Published in: on September 22, 2009 at 11:14 am  Leave a Comment  

Estimating the Number of Habitable Planets

Microbes Living on Antarctic Sandstone (Europlanet Outreach)

Microbes Living on Antarctic Sandstone (Europlanet Outreach)

We are certainly beginning to learn that life is more ubiquitous, persistent and diverse than previously imagined.

In Adding Up the Odds for Life, Astrobiology Magazine briefly discusses a proposal launched at the European Planetary Science Congress this past week to develop an equation that will allow astrobiologists to quantify an estimate of habitable planets, based on specific, measureable criteria. A similar analysis appears in Science Daily. For the original European Planetary Science Congress press release, see New Drake Equation to Quantify Habitability? at EuroPlanet Outreach.

In an item of related interest, see also Exotic Life Beyond Life? Looking for Life as We Don’t Know It.

Published in: on September 21, 2009 at 11:37 am  Leave a Comment  

. . . and Continues









Published in: on September 19, 2009 at 12:50 pm  Leave a Comment  

Citizenship Day Continues











Published in: on September 19, 2009 at 11:42 am  Leave a Comment  

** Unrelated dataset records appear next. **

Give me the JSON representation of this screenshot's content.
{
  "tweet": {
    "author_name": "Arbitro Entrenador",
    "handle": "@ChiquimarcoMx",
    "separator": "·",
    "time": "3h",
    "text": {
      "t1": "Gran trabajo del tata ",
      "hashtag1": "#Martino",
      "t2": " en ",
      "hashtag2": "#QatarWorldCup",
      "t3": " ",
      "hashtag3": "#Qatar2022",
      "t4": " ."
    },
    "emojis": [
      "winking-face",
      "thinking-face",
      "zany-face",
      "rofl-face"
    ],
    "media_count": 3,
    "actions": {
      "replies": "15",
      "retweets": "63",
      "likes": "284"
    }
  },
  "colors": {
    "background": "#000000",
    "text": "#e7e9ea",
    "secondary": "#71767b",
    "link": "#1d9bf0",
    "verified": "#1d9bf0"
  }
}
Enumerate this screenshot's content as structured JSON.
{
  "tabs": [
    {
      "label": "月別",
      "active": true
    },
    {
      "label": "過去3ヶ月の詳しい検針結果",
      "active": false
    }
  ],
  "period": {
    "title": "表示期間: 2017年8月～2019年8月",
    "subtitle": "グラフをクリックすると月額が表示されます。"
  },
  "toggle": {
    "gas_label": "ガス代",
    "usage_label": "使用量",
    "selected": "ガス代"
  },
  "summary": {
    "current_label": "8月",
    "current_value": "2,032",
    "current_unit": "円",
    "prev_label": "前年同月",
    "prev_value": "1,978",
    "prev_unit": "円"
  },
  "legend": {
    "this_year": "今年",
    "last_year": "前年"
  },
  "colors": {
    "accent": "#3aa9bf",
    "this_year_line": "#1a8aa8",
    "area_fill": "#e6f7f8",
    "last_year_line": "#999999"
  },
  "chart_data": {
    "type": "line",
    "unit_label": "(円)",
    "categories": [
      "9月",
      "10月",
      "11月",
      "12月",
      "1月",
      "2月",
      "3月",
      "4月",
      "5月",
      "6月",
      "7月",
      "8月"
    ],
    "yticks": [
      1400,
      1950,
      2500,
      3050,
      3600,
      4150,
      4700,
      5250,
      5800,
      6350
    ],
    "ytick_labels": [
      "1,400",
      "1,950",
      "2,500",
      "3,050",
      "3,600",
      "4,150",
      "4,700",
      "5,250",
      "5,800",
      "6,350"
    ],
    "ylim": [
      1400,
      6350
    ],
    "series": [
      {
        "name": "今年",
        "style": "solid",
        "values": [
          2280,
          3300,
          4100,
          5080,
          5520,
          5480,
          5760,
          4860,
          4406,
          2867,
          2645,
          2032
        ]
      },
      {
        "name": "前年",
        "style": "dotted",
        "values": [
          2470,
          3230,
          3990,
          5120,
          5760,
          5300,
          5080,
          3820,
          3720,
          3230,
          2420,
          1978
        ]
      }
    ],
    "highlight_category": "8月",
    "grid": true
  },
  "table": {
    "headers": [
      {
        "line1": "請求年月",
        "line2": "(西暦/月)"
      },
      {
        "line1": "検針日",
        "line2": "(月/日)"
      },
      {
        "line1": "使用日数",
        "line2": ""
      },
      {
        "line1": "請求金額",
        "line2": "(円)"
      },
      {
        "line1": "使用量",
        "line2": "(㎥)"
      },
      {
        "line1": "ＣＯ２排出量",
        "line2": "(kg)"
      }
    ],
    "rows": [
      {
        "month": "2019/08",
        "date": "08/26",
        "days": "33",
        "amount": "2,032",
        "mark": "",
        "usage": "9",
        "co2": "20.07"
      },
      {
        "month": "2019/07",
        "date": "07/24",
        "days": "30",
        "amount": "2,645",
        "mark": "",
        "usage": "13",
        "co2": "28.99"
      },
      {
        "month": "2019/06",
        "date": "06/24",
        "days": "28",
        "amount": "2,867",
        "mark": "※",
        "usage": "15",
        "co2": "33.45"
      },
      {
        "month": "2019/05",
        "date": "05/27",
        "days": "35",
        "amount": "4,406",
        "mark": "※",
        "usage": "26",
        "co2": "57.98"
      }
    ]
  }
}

Haysville Citizenship Day In Progress












Published in: on September 19, 2009 at 11:13 am  Leave a Comment  

Mapping Ganymede

Jupiter's moon Ganymede, largest moon in the solar system

Jupiter's moon Ganymede, largest moon in the solar system

Larger than the planet Mercury, Jupiter’s moon Ganymede is the largest moon in the solar system – and now, it’s just the third moon in the solar system to be mapped in detail. For more information, see the two-page abstract Global Geologic Mapping of Ganymede. There’s also a report at Science Daily.

Published in: on September 18, 2009 at 4:15 pm  Comments (1)  

Faking History

Lenin Harangues Petrograd Crowd (As Altered)

Lenin Harangues Petrograd Crowd (As Altered)

Time Magazine features a very interesting (but hardly definitive) selection of altered photographs they characterize as the Top 10 Doctored Photos, including one of Lenin haranguing a revolutionary crowd in Petrograd (with Trotsky and Kamenev expunged), one of William T. Sherman and his staff by Matthew Brady with Francis Blair pasted in, a shot of Adolf Hitler and Leni Riefenstahl with Joseph Goebbels deleted, and several more curious historical examples of revisionism.

Published in: on September 18, 2009 at 2:50 pm  Leave a Comment  

Andromeda in Ultraviolet

Andromeda Galaxy (M31) in Ultraviolet (NASA/Swift)

Andromeda Galaxy (M31) in Ultraviolet (NASA/Swift)

NASA’s Swift satellite has secured a new high-resolution ultraviolet image of the Milky Way’s sister Andromeda galaxy, exposing some 20,000 ultraviolet sources such as hot young stars and star clusters. Compare the image above with the visible light image below.

At 2.5 million light years distant from our own galaxy, Andromeda is more than 220,000 light years across. For more details on this image and its implications see this item at the NASA/Goddard Space Flight Center website or this summary at Science Daily.

Andromeda Galaxy (M31) in Visible Light (NASA)

Andromeda Galaxy (M31) in visible Light (NASA)

Published in: on September 17, 2009 at 4:16 pm  Leave a Comment